On Tuesday night, Tim Carney of the Washington Examiner debated MSNBC host Chris Hayes and former Georgetown law student Sandra Fluke over the question of the religious freedom and Obamacare's mandate that employers provide insurance that covers contraception. Watch the video below:
Last week, the Obama administration rolled out what it calls an "accommodation" for religious institutions subjected to the Obamacare mandate that forces American employers to provide, and individuals to purchase, health insurance that covers contraception, sterilizations, and the abortion drug
Sixty years ago, on April 8, 1952, President Harry Truman directed his secretary of commerce, Charles Sawyer, to seize and take over operation of the nation’s steel companies, in order to give steelworkers a wage increase and avert a strike threatening steel production during the Korean War. Truman’s action led, in short order, to one of the most famous and important of all modern Supreme Court decisions—Youngstown Sheet & Tube Co.
In his autobiography, Ronald Reagan recalled when Pat Brown, his opponent for California governor in 1966, put together a TV commercial in which he tells a group of small children, “I’m running against an actor, and you know who killed Abraham Lincoln, don’t you?” At that moment, Reagan wrote, “I knew he knew he was in trouble.”
The Senate has just voted down, 51 to 48, the Blunt-Nelson amendment, which would have restored the conscience protections that Americans had before Obamacare was passed. The vote came in response to the Obamacare mandate that employers, including religious institutions, provide insurance plans covering contraception and abortifacient drugs.
Via Ed Morrissey, here's a must-watch video of Democratic congresswoman Kathy Hochul getting tripped up at a townhall meeting by a constituent's questions about Obamacare's contraception/abortifacient mandate:

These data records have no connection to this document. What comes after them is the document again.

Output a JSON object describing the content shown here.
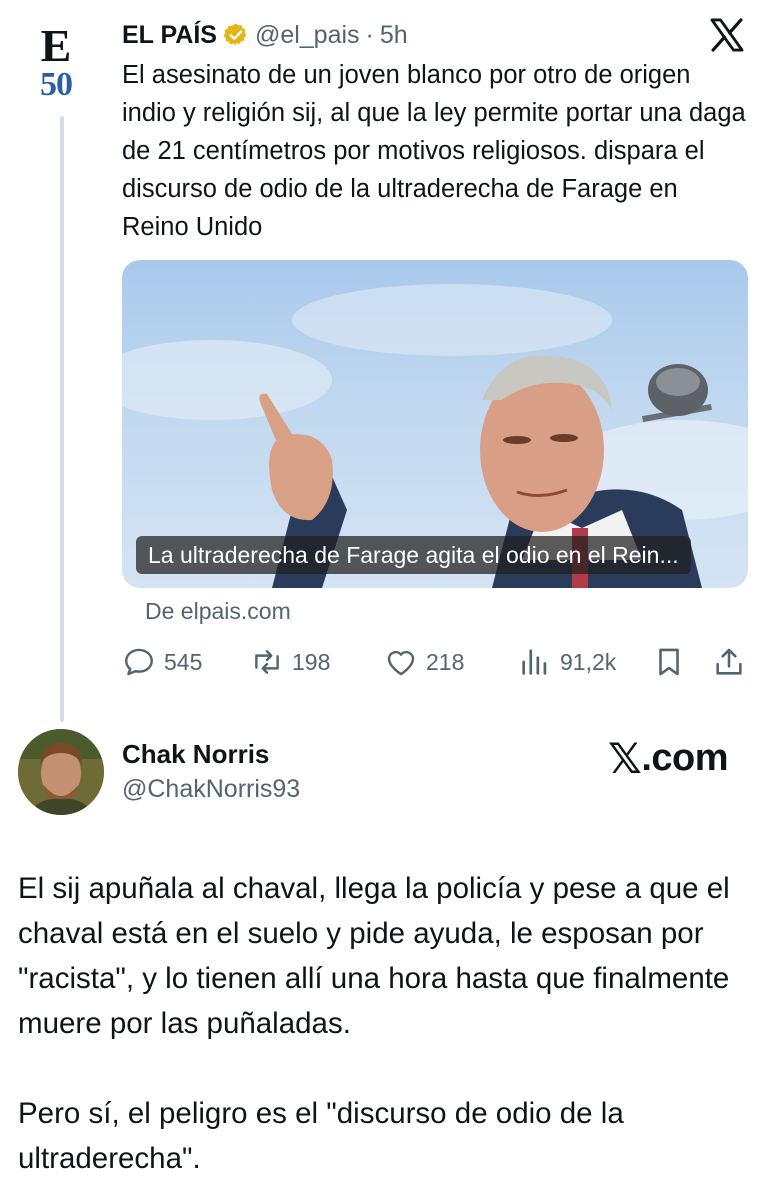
{
  "quoted_tweet": {
    "logo": {
      "letter": "E",
      "number": "50",
      "accent": "#2a5fa8"
    },
    "author_name": "EL PAÍS",
    "verified_color": "#e2b719",
    "handle": "@el_pais",
    "separator": "·",
    "time": "5h",
    "text": "El asesinato de un joven blanco por otro de origen indio y religión sij, al que la ley permite portar una daga de 21 centímetros por motivos religiosos. dispara el discurso de odio de la ultraderecha de Farage en Reino Unido",
    "card": {
      "caption": "La ultraderecha de Farage agita el odio en el Rein...",
      "source": "De elpais.com"
    },
    "actions": {
      "replies": "545",
      "reposts": "198",
      "likes": "218",
      "views": "91,2k"
    }
  },
  "quoting_tweet": {
    "author_name": "Chak Norris",
    "handle": "@ChakNorris93",
    "site_badge": ".com",
    "paragraphs": [
      "El sij apuñala al chaval, llega la policía y pese a que el chaval está en el suelo y pide ayuda, le esposan por \"racista\", y lo tienen allí una hora hasta que finalmente muere por las puñaladas.",
      "Pero sí, el peligro es el \"discurso de odio de la ultraderecha\"."
    ]
  },
  "colors": {
    "text": "#0f1419",
    "muted": "#536471",
    "line": "#d7dce0"
  }
}
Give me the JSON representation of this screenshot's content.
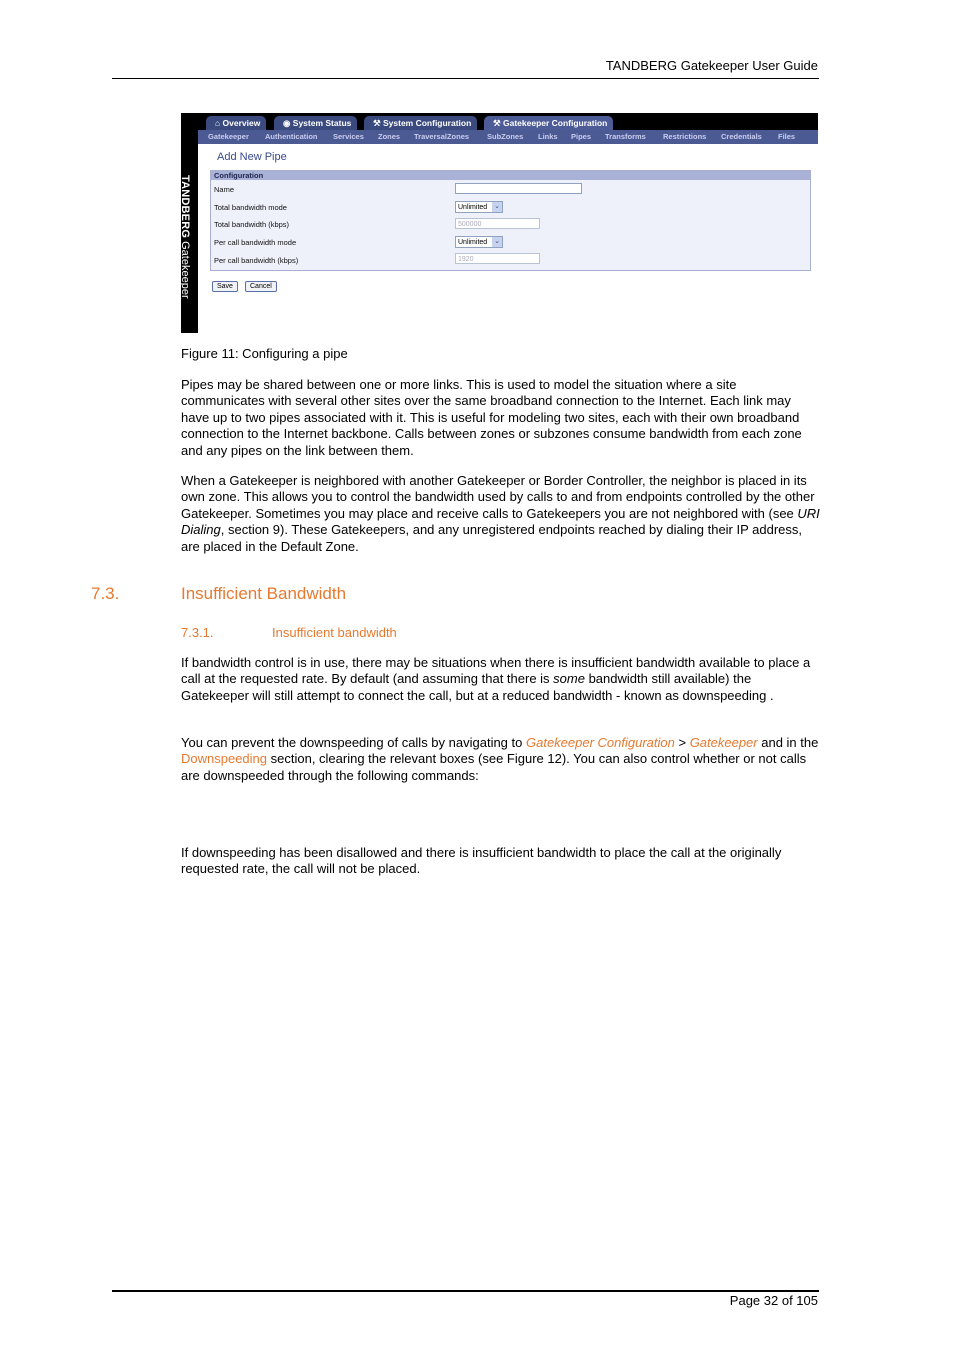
{
  "header": {
    "title": "TANDBERG Gatekeeper User Guide"
  },
  "footer": {
    "page": "Page 32 of 105"
  },
  "figure": {
    "brand": {
      "bold": "TANDBERG",
      "normal": "Gatekeeper"
    },
    "tabs": [
      {
        "label": "Overview",
        "icon": "home-icon"
      },
      {
        "label": "System Status",
        "icon": "status-icon"
      },
      {
        "label": "System Configuration",
        "icon": "wrench-icon"
      },
      {
        "label": "Gatekeeper Configuration",
        "icon": "wrench-icon",
        "active": true
      }
    ],
    "subnav": [
      "Gatekeeper",
      "Authentication",
      "Services",
      "Zones",
      "TraversalZones",
      "SubZones",
      "Links",
      "Pipes",
      "Transforms",
      "Restrictions",
      "Credentials",
      "Files"
    ],
    "page_title": "Add New Pipe",
    "section_title": "Configuration",
    "fields": [
      {
        "label": "Name",
        "type": "text",
        "value": ""
      },
      {
        "label": "Total bandwidth mode",
        "type": "select",
        "value": "Unlimited"
      },
      {
        "label": "Total bandwidth (kbps)",
        "type": "text",
        "value": "500000",
        "disabled": true
      },
      {
        "label": "Per call bandwidth mode",
        "type": "select",
        "value": "Unlimited"
      },
      {
        "label": "Per call bandwidth (kbps)",
        "type": "text",
        "value": "1920",
        "disabled": true
      }
    ],
    "buttons": {
      "save": "Save",
      "cancel": "Cancel"
    },
    "caption": "Figure 11: Configuring a pipe"
  },
  "paragraphs": {
    "p1": "Pipes may be shared between one or more links. This is used to model the situation where a site communicates with several other sites over the same broadband connection to the Internet. Each link may have up to two pipes associated with it. This is useful for modeling two sites, each with their own broadband connection to the Internet backbone. Calls between zones or subzones consume bandwidth from each zone and any pipes on the link between them.",
    "p2a": "When a Gatekeeper is neighbored with another Gatekeeper or Border Controller, the neighbor is placed in its own zone. This allows you to control the bandwidth used by calls to and from endpoints controlled by the other Gatekeeper. Sometimes you may place and receive calls to Gatekeepers you are not neighbored with (see ",
    "p2em": "URI Dialing",
    "p2b": ", section 9). These Gatekeepers, and any unregistered endpoints reached by dialing their IP address, are placed in the Default Zone.",
    "p3a": "If bandwidth control is in use, there may be situations when there is insufficient bandwidth available to place a call at the requested rate.  By default (and assuming that there is ",
    "p3em": "some",
    "p3b": " bandwidth still available) the Gatekeeper will still attempt to connect the call, but at a reduced bandwidth - known as downspeeding .",
    "p4a": "You can prevent the downspeeding of calls by navigating to ",
    "p4link1": "Gatekeeper Configuration",
    "p4sep": " > ",
    "p4link2": "Gatekeeper",
    "p4b": " and in the ",
    "p4link3": "Downspeeding",
    "p4c": " section, clearing the relevant boxes (see Figure 12).  You can also control whether or not calls are downspeeded through the following commands:",
    "p5": "If downspeeding has been disallowed and there is insufficient bandwidth to place the call at the originally requested rate, the call will not be placed."
  },
  "headings": {
    "h2_num": "7.3.",
    "h2_text": "Insufficient Bandwidth",
    "h3_num": "7.3.1.",
    "h3_text": "Insufficient bandwidth"
  },
  "colors": {
    "heading": "#e57a30",
    "nav": "#4c5a93"
  }
}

What do Americans think about the Obamacare contraception mandate? It depends how you ask the question. A new Quinnipiac poll shows, Politico reports, that a majority (54 percent to 38 percent) support the White House's so-called "accommodation" on the Department of Health and Human Services rule.